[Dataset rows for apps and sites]
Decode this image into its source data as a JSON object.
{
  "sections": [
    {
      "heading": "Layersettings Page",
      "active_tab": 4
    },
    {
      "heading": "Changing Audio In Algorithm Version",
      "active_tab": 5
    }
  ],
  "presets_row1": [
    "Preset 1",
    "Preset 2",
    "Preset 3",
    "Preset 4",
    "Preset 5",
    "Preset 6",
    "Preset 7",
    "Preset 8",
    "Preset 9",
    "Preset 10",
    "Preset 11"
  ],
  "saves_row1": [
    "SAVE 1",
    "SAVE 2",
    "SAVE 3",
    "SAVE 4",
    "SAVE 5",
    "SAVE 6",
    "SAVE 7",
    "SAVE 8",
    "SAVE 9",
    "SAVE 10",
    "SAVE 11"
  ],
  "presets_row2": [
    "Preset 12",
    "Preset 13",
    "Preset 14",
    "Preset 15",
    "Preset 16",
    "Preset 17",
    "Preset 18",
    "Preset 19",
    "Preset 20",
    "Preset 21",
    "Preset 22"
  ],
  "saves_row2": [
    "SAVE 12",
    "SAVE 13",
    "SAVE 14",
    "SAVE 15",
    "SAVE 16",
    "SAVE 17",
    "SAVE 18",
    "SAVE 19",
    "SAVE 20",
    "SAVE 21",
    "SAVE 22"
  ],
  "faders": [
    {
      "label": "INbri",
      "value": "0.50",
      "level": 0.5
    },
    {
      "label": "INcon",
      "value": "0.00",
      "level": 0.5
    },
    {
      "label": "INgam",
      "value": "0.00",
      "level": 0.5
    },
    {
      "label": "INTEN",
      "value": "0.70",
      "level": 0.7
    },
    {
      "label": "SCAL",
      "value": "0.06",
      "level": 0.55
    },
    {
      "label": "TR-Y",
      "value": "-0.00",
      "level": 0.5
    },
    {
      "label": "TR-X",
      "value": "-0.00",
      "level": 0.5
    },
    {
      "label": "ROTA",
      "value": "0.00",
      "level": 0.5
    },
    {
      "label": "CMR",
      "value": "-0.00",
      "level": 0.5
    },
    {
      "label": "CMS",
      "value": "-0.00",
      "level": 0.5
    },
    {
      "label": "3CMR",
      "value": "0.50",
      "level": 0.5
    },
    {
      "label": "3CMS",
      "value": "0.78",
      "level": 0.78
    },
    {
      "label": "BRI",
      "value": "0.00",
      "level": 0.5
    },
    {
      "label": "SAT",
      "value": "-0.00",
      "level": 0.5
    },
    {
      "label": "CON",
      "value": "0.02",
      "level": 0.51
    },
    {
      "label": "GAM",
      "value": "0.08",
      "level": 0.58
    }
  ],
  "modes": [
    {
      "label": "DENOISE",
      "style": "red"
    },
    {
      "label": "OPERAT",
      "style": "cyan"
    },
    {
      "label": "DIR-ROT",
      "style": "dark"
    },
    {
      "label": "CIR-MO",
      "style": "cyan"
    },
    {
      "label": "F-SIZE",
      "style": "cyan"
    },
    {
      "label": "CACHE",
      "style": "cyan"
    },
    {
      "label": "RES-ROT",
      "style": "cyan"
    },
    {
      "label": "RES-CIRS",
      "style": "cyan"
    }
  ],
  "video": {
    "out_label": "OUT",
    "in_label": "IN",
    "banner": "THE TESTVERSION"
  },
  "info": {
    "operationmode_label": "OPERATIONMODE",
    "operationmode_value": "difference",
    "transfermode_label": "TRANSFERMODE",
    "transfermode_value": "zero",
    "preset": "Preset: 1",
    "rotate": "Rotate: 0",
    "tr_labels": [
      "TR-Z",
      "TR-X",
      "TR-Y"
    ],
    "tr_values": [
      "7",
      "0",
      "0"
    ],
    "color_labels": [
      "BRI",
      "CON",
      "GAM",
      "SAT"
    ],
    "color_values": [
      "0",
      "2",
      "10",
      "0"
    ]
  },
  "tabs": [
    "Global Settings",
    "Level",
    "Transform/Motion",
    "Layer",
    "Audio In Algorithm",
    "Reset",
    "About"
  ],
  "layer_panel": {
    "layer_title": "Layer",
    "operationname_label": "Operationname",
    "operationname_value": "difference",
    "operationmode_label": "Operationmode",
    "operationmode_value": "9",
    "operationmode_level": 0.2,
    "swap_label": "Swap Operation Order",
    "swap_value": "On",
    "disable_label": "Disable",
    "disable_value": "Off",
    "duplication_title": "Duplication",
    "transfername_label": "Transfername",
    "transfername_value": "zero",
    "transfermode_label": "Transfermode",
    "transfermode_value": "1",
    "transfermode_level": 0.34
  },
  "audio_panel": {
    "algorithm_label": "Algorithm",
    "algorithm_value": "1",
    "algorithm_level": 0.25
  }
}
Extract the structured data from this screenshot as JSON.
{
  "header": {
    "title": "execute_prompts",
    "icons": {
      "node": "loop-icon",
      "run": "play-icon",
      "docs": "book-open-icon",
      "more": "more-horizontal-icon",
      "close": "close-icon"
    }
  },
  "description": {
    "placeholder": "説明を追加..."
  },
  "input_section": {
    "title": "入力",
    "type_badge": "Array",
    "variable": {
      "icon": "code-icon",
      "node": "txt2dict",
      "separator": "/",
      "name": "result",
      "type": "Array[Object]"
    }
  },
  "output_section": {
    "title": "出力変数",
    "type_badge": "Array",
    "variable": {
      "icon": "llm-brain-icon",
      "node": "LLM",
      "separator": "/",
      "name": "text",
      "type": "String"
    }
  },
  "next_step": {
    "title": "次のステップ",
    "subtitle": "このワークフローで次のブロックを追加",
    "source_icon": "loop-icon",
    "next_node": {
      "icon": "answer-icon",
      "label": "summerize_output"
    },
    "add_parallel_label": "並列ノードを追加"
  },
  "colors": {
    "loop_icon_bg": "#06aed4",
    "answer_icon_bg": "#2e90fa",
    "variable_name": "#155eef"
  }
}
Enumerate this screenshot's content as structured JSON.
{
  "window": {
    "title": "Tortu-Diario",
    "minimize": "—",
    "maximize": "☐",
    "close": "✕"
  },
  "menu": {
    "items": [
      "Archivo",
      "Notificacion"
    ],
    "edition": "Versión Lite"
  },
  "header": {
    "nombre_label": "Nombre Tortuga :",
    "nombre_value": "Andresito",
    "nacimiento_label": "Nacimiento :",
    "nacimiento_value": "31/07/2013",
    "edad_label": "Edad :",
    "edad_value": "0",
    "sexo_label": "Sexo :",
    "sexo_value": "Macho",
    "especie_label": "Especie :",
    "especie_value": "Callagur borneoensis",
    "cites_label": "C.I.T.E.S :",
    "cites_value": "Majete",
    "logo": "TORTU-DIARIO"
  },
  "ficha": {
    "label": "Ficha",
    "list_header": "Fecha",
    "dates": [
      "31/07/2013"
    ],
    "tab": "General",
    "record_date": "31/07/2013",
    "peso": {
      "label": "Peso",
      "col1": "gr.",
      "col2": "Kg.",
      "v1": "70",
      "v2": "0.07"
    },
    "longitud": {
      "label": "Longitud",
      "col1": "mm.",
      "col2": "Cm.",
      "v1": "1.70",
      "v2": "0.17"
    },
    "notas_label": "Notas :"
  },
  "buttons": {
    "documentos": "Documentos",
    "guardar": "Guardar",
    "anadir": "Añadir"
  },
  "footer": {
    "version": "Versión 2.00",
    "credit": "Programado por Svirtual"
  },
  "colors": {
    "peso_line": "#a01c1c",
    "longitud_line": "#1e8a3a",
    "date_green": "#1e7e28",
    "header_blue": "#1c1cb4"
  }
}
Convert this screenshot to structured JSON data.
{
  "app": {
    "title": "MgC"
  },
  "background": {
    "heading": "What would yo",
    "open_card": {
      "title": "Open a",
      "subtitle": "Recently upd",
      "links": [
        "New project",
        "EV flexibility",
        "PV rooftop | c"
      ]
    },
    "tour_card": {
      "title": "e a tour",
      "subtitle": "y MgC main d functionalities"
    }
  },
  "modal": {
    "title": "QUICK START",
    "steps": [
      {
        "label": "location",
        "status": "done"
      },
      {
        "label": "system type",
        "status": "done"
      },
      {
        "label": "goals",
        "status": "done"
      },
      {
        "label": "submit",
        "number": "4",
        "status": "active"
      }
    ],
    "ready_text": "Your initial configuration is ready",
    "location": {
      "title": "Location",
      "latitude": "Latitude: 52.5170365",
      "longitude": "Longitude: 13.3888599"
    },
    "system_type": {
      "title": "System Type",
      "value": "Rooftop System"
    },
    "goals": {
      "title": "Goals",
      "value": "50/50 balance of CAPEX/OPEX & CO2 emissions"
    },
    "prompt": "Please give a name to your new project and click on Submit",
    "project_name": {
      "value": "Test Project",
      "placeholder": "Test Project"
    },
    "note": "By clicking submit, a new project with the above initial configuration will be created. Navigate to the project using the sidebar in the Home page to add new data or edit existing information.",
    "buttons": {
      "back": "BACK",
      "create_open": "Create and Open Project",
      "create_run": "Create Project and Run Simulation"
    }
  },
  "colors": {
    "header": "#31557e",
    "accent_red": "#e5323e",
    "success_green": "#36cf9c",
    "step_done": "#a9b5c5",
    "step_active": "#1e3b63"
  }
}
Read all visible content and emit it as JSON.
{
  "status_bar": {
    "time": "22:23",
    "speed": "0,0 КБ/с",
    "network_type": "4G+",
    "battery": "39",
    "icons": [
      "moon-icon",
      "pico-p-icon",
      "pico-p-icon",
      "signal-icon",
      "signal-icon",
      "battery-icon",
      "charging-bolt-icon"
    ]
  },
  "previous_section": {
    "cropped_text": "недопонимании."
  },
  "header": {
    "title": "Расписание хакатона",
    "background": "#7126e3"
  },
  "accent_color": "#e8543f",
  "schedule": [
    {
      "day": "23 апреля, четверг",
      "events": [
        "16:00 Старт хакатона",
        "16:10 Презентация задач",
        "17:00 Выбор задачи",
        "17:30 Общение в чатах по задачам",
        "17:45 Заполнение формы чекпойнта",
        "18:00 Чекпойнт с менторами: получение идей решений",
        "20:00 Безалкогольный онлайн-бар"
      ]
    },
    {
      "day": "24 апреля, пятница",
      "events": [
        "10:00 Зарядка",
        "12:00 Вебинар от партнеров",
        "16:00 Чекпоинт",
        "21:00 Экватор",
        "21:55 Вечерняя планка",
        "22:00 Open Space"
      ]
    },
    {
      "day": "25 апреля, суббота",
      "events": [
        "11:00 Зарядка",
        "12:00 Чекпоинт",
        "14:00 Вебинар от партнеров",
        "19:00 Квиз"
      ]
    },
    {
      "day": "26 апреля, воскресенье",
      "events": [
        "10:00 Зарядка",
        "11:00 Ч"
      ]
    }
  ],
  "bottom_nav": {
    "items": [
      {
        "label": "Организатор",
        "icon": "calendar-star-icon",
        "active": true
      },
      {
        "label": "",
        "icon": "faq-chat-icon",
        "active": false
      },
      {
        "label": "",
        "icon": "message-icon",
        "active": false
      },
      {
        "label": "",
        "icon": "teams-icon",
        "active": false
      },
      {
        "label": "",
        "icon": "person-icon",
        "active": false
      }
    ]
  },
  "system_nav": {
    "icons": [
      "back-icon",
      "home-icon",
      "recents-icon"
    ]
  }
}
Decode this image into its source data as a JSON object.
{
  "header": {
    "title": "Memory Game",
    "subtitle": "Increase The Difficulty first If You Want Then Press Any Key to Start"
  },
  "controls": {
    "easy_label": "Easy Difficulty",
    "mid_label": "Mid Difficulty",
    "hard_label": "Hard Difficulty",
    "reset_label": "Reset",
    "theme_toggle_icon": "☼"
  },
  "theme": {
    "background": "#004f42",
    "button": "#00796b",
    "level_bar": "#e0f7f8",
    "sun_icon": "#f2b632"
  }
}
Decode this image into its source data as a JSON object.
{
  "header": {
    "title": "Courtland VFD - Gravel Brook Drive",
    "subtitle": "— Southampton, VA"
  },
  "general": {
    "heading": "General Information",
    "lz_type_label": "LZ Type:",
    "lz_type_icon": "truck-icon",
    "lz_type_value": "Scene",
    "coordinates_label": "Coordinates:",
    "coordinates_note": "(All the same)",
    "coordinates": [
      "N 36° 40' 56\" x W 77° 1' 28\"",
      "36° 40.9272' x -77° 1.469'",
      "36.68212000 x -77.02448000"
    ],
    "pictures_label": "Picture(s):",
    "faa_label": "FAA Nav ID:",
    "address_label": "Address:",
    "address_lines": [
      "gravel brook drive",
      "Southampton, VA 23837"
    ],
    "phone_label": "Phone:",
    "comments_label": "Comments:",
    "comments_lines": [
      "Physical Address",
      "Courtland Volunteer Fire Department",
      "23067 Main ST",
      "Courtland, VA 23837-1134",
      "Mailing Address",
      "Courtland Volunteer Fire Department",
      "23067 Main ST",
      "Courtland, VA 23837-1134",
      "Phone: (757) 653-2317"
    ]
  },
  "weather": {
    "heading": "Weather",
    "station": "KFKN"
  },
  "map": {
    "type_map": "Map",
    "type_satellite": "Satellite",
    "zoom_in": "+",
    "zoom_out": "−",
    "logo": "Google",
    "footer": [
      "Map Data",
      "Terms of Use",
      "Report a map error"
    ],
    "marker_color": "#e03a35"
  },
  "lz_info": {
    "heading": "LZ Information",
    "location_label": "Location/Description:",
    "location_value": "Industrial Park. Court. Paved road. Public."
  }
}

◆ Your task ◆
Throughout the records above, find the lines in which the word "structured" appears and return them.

◆ Task response ◆
Extract the structured data from this screenshot as JSON.
Enumerate this screenshot's content as structured JSON.
Convert this screenshot to structured JSON data.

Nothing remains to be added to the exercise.